#### THE TASK:
Scan the records for the string "ADMITTED"; copy each line where it occurs.

[Dataset entries]
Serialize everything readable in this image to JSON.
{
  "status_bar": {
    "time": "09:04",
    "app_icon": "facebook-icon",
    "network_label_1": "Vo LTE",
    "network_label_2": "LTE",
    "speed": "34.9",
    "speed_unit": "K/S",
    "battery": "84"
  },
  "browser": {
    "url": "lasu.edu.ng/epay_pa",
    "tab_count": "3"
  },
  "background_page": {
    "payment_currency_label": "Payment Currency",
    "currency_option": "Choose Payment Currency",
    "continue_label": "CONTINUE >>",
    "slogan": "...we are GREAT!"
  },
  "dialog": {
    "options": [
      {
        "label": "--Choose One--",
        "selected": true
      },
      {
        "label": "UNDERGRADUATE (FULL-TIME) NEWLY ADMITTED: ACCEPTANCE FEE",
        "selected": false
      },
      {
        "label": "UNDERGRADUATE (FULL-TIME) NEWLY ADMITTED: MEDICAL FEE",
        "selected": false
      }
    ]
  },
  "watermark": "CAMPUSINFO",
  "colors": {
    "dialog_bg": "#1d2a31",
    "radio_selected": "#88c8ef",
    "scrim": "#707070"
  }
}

#### ANSWER SPACE:
        "label": "UNDERGRADUATE (FULL-TIME) NEWLY ADMITTED: ACCEPTANCE FEE",
        "label": "UNDERGRADUATE (FULL-TIME) NEWLY ADMITTED: MEDICAL FEE",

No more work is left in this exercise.